MONTEREY BAY AQUARIUM... on Saturday, June 4 and Sunday, June 5. "You'll learn about the treasures of the ocean, the threats it faces and what we can do to keep it healthy," says the Cannery Row aquatic institution. Actor/producer Adrian Grenier will receive the Paul Walker Ocean Leadership Award, as will ocean advocate Meg Kikkeri. Crafts, tunes, and educational doings will fill out the weekend, wall-to-wall, giving those who adore the salty and sublime part of our planet their knowledge-packed fill. Are you ready to move a bit beyond greeting the ocean upon seeing it and learning how you can lend it support and stewardship? Make for Monterey over the first weekend in June.



Photo Credit: Monterey Bay Aquarium]]>
<![CDATA[The Epiphany: New Bubble Brunch]]> Thu, 26 May 2016 13:38:18 -0700 http://media.nbcbayarea.com/images/213*120/epiphanybubblebrunch.jpg

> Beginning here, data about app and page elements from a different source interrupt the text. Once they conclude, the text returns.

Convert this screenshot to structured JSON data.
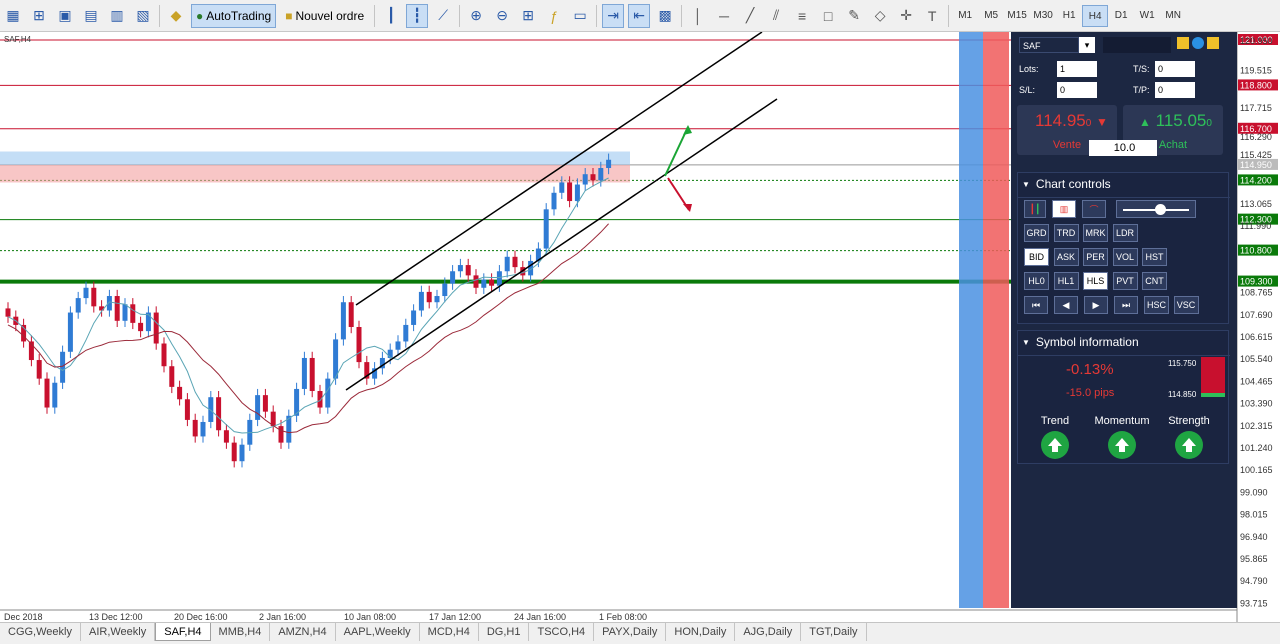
{
  "toolbar": {
    "autotrading_label": "AutoTrading",
    "new_order_label": "Nouvel ordre",
    "timeframes": [
      "M1",
      "M5",
      "M15",
      "M30",
      "H1",
      "H4",
      "D1",
      "W1",
      "MN"
    ],
    "active_timeframe": "H4"
  },
  "chart": {
    "symbol_label": "SAF,H4",
    "price_axis": [
      "121.000",
      "120.950",
      "119.515",
      "118.800",
      "117.715",
      "116.700",
      "116.290",
      "115.425",
      "114.950",
      "114.200",
      "113.065",
      "112.300",
      "111.990",
      "110.800",
      "109.300",
      "108.765",
      "107.690",
      "106.615",
      "105.540",
      "104.465",
      "103.390",
      "102.315",
      "101.240",
      "100.165",
      "99.090",
      "98.015",
      "96.940",
      "95.865",
      "94.790",
      "93.715"
    ],
    "time_axis": [
      "Dec 2018",
      "13 Dec 12:00",
      "20 Dec 16:00",
      "2 Jan 16:00",
      "10 Jan 08:00",
      "17 Jan 12:00",
      "24 Jan 16:00",
      "1 Feb 08:00"
    ],
    "highlight_prices": {
      "red": [
        "121.000",
        "118.800",
        "116.700"
      ],
      "green": [
        "114.200",
        "112.300",
        "110.800",
        "109.300"
      ],
      "grey": [
        "114.950"
      ]
    },
    "colors": {
      "bull_candle": "#2f7bd4",
      "bear_candle": "#c8102e",
      "green_level": "#0a7a0a",
      "red_level": "#c8102e",
      "ma_fast": "#5aa5b5",
      "ma_slow": "#9b2a3a"
    }
  },
  "panel": {
    "symbol": "SAF",
    "lots_label": "Lots:",
    "lots_value": "1",
    "sl_label": "S/L:",
    "sl_value": "0",
    "ts_label": "T/S:",
    "ts_value": "0",
    "tp_label": "T/P:",
    "tp_value": "0",
    "sell_price_main": "114.95",
    "sell_price_small": "0",
    "buy_price_main": "115.05",
    "buy_price_small": "0",
    "sell_label": "Vente",
    "buy_label": "Achat",
    "spread_value": "10.0",
    "chart_controls_title": "Chart controls",
    "control_rows": [
      [
        "GRD",
        "TRD",
        "MRK",
        "LDR"
      ],
      [
        "BID",
        "ASK",
        "PER",
        "VOL",
        "HST"
      ],
      [
        "HL0",
        "HL1",
        "HLS",
        "PVT",
        "CNT"
      ],
      [
        "HSC",
        "VSC"
      ]
    ],
    "active_controls": [
      "BID",
      "HLS"
    ],
    "symbol_info_title": "Symbol information",
    "change_percent": "-0.13%",
    "change_pips": "-15.0 pips",
    "range_high": "115.750",
    "range_low": "114.850",
    "indicators": [
      "Trend",
      "Momentum",
      "Strength"
    ]
  },
  "tabs": {
    "items": [
      "CGG,Weekly",
      "AIR,Weekly",
      "SAF,H4",
      "MMB,H4",
      "AMZN,H4",
      "AAPL,Weekly",
      "MCD,H4",
      "DG,H1",
      "TSCO,H4",
      "PAYX,Daily",
      "HON,Daily",
      "AJG,Daily",
      "TGT,Daily"
    ],
    "active": "SAF,H4"
  }
}
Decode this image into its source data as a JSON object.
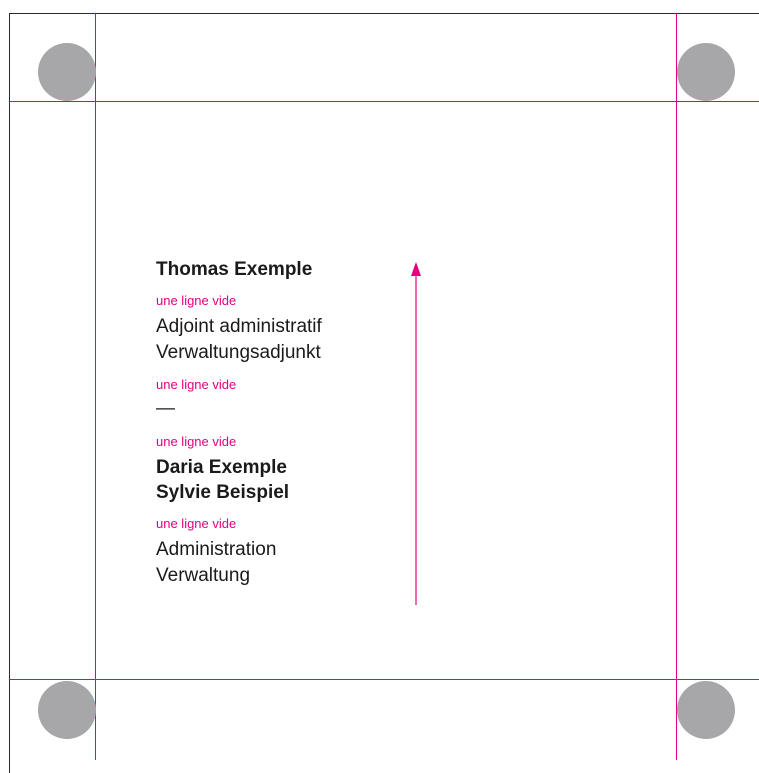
{
  "colors": {
    "guide": "#e6007e",
    "hole": "#a7a7aa",
    "text": "#1a1a1a"
  },
  "card": {
    "name1": "Thomas Exemple",
    "note1": "une ligne vide",
    "title_fr": "Adjoint administratif",
    "title_de": "Verwaltungsadjunkt",
    "note2": "une ligne vide",
    "dash": "—",
    "note3": "une ligne vide",
    "name2": "Daria Exemple",
    "name3": "Sylvie Beispiel",
    "note4": "une ligne vide",
    "dept_fr": "Administration",
    "dept_de": "Verwaltung"
  },
  "icons": {
    "arrow": "arrow-up-icon",
    "hole": "punch-hole-icon"
  }
}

THAT STROLLABLE STRETCH: While many Golden State towns may vie for the title of Most Strollable, only a few can achieve this desirable, stow-the-car crown. Well, that's not wholly the case, as several cities have worked diligently, over the last couple of decades, to create neighborhoods that are all about benches, and trees, and places devoted solely to pedestrians. Downtown Palo Alto is a prime example of a spot where those on foot have ample room to move about, and enjoy a coffee, and shop, and take in the sunshine. But what to do before you head out on a Sunday afternoon stroll, the kind of walk that has no real purpose save for pleasure? Savoring a solid, three-course brunch, complete with something sparkling in a nearby glass, is a capital way to prepare for your Palo Alto amble. And it so happens that The Epiphany, a Joie de Vivre hotel, is offering a new Bubble Brunch at its on-site restaurant Lure + Till. So what's the...

BUBBLE BRUNCH... all about? It starts with a flat fee -- $49 -- and it heads out into a lunchy land of a trio of "coursed-out" dishes (meaning you can take a bit of time with each glass of Champagne and not gobble hurriedly through your meal). That's right -- every dish is paired with a different bubbly. Examples of a the dishes (and drinks) on the three-course menu might include slow-cooked eggs with guianciale and trumpet mushrooms paired with Billecart Salmon Brut. Even the dessert course, which there is one ohhh yeah, arrives with its own festive, dessert-perfect libation. It's a swanky but relaxed way to start your day of strolling around Palo Alto. Available dates? The two brunchiest days of the week: Saturday and Sunday.



Photo Credit: The Epiphany]]>